WORK TASK
Lines with the word "JSON" in them must be copied from the records below.
[Opening SOURCE INFORMATION section]
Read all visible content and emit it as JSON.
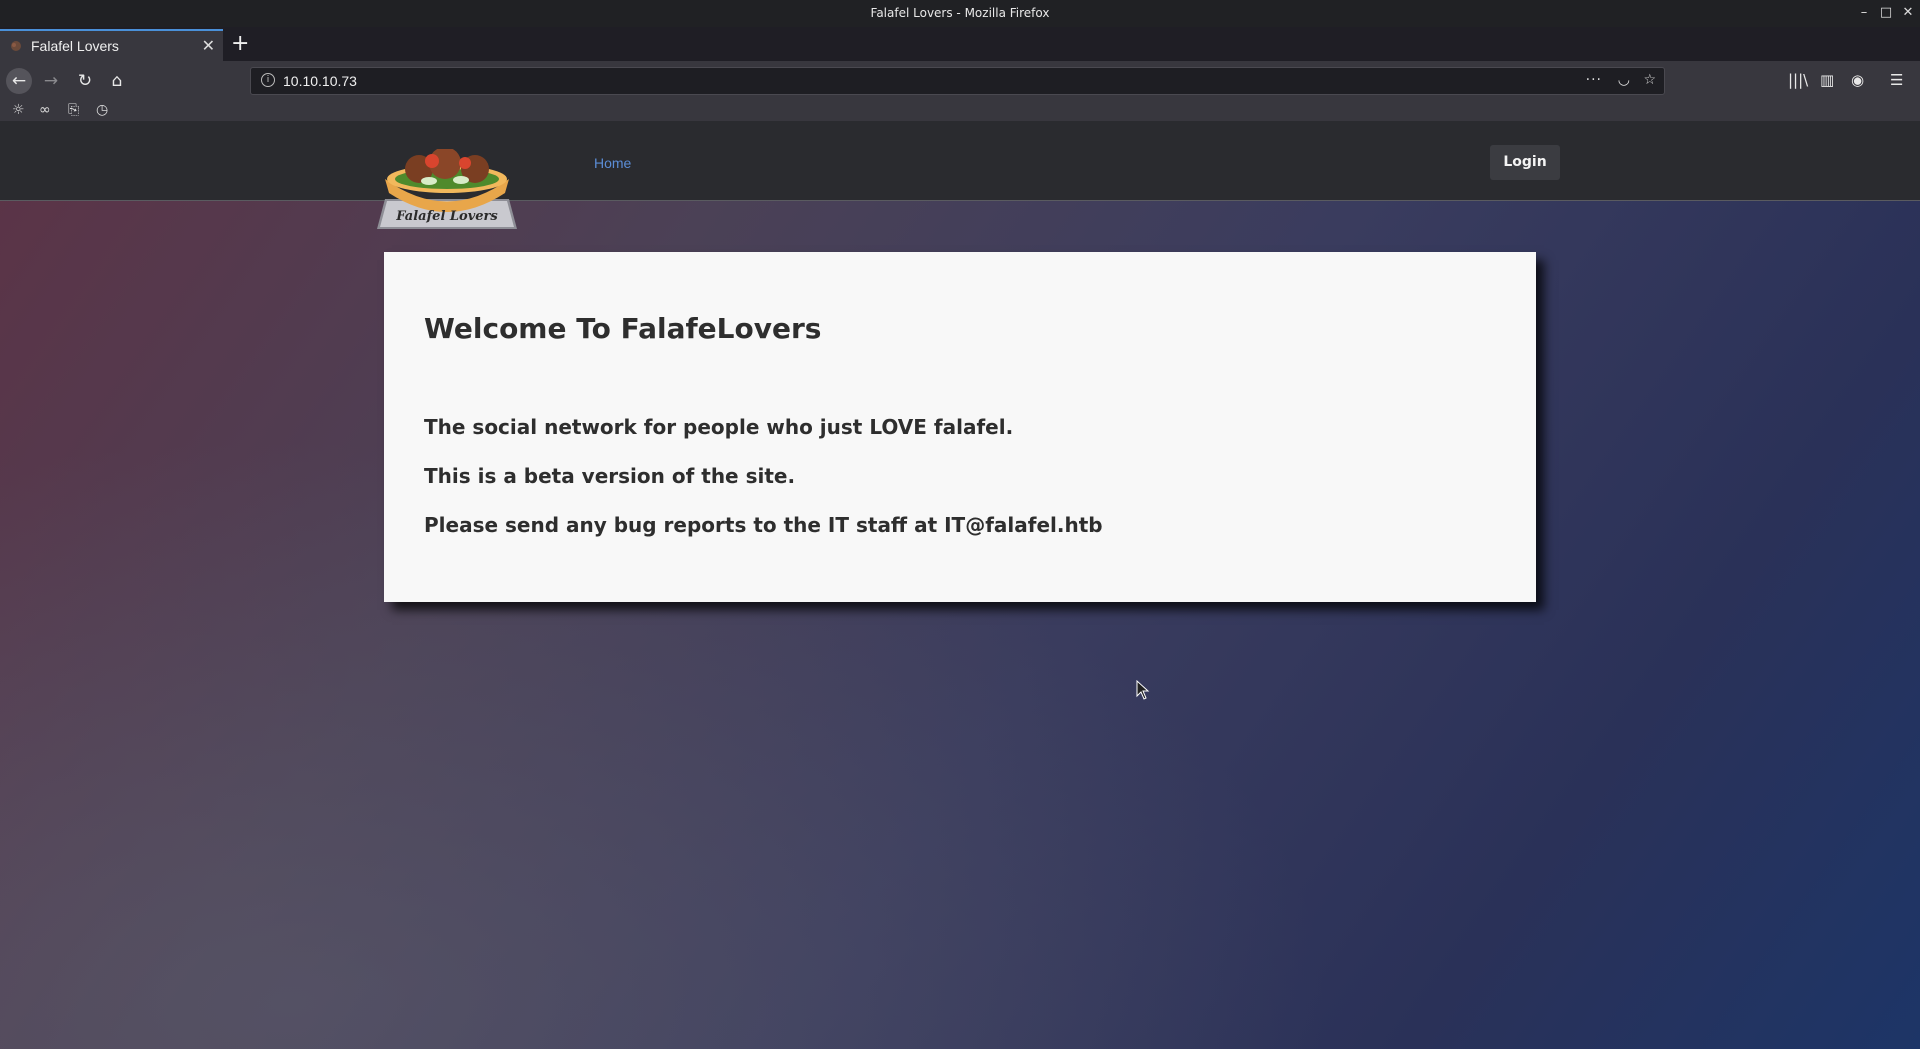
{
  "window": {
    "title": "Falafel Lovers - Mozilla Firefox",
    "min": "–",
    "max": "□",
    "close": "✕"
  },
  "tab": {
    "title": "Falafel Lovers",
    "close": "✕",
    "new": "+"
  },
  "navbar": {
    "back": "←",
    "forward": "→",
    "reload": "↻",
    "home": "⌂",
    "url": "10.10.10.73",
    "info": "i",
    "more": "···",
    "pocket": "◡",
    "star": "☆",
    "library": "|||\\",
    "sidebar": "▥",
    "account": "◉",
    "menu": "☰"
  },
  "bookmarks": [
    "☼",
    "∞",
    "⎘",
    "◷"
  ],
  "site": {
    "logo_text": "Falafel Lovers",
    "nav_home": "Home",
    "login": "Login"
  },
  "content": {
    "heading": "Welcome To FalafeLovers",
    "lines": [
      "The social network for people who just LOVE falafel.",
      "This is a beta version of the site.",
      "Please send any bug reports to the IT staff at IT@falafel.htb"
    ]
  },
  "colors": {
    "accent": "#4a90d9",
    "link": "#5b8dd6",
    "card": "#f8f8f8"
  }
}
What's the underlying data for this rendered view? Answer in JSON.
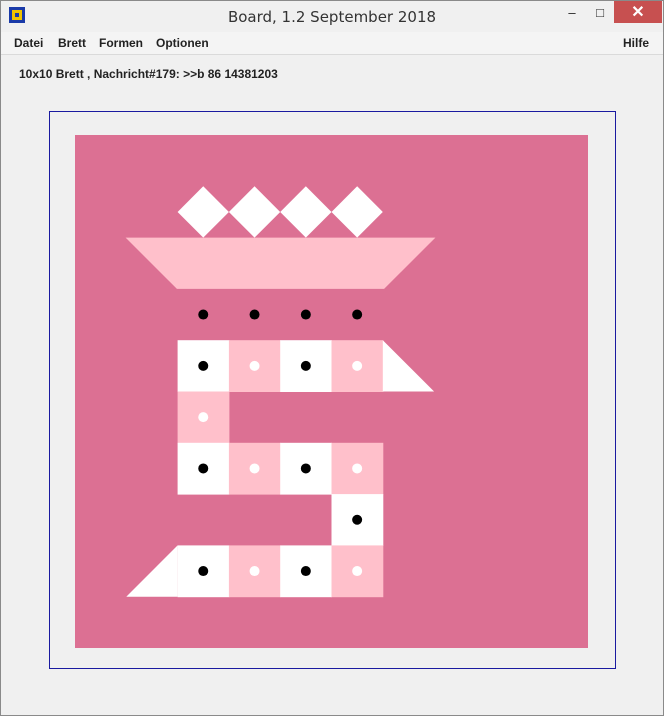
{
  "window": {
    "title": "Board, 1.2 September 2018"
  },
  "titlebar_buttons": {
    "minimize": "–",
    "maximize": "□",
    "close": "✕"
  },
  "menu": {
    "datei": "Datei",
    "brett": "Brett",
    "formen": "Formen",
    "optionen": "Optionen",
    "hilfe": "Hilfe"
  },
  "status": "10x10 Brett , Nachricht#179: >>b 86 14381203",
  "colors": {
    "board_bg": "#dc7093",
    "light_pink": "#ffc0cb",
    "white": "#ffffff",
    "black_dot": "#000000",
    "frame_border": "#1a1aa0"
  },
  "board": {
    "size": "10x10",
    "rows": [
      [
        "bg",
        "bg",
        "bg",
        "bg",
        "bg",
        "bg",
        "bg",
        "bg",
        "bg",
        "bg"
      ],
      [
        "bg",
        "bg",
        "bg",
        "bg",
        "bg",
        "bg",
        "bg",
        "bg",
        "bg",
        "bg"
      ],
      [
        "bg",
        "bg",
        "bg",
        "bg",
        "bg",
        "bg",
        "bg",
        "bg",
        "bg",
        "bg"
      ],
      [
        "bg",
        "bg",
        "bg",
        "bg",
        "bg",
        "bg",
        "bg",
        "bg",
        "bg",
        "bg"
      ],
      [
        "bg",
        "bg",
        "white-black-dot",
        "pink-white-dot",
        "white-black-dot",
        "pink-white-dot",
        "bg",
        "bg",
        "bg",
        "bg"
      ],
      [
        "bg",
        "bg",
        "pink-white-dot",
        "bg",
        "bg",
        "bg",
        "bg",
        "bg",
        "bg",
        "bg"
      ],
      [
        "bg",
        "bg",
        "white-black-dot",
        "pink-white-dot",
        "white-black-dot",
        "pink-white-dot",
        "bg",
        "bg",
        "bg",
        "bg"
      ],
      [
        "bg",
        "bg",
        "bg",
        "bg",
        "bg",
        "white-black-dot",
        "bg",
        "bg",
        "bg",
        "bg"
      ],
      [
        "bg",
        "bg",
        "white-black-dot",
        "pink-white-dot",
        "white-black-dot",
        "pink-white-dot",
        "bg",
        "bg",
        "bg",
        "bg"
      ],
      [
        "bg",
        "bg",
        "bg",
        "bg",
        "bg",
        "bg",
        "bg",
        "bg",
        "bg",
        "bg"
      ]
    ],
    "diamonds_row": 1,
    "diamonds_cols": [
      2,
      3,
      4,
      5
    ],
    "dots_only_row": 3,
    "dots_only_cols": [
      2,
      3,
      4,
      5
    ]
  }
}
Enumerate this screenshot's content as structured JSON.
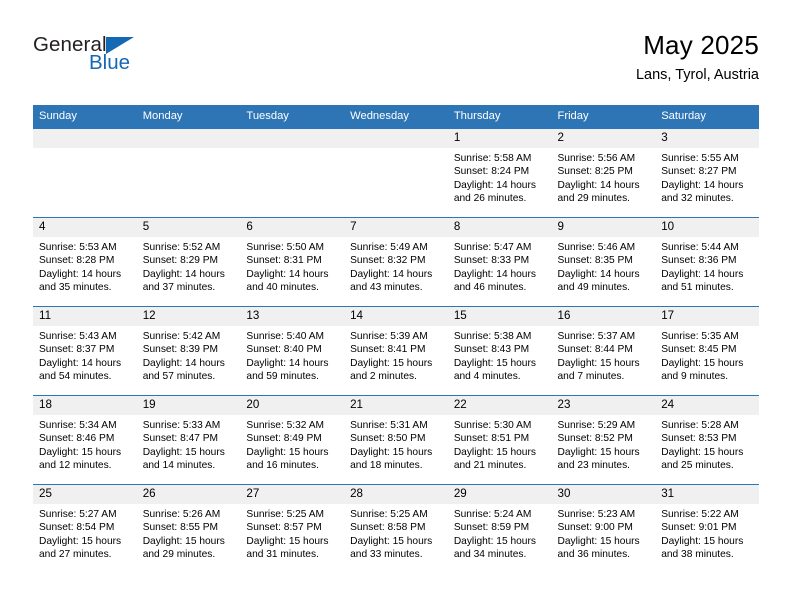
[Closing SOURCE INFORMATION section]
ANSWER
Read all visible content and emit it as JSON.
What's the underlying data for this rendered view? Answer in JSON.
Enumerate this screenshot's content as structured JSON.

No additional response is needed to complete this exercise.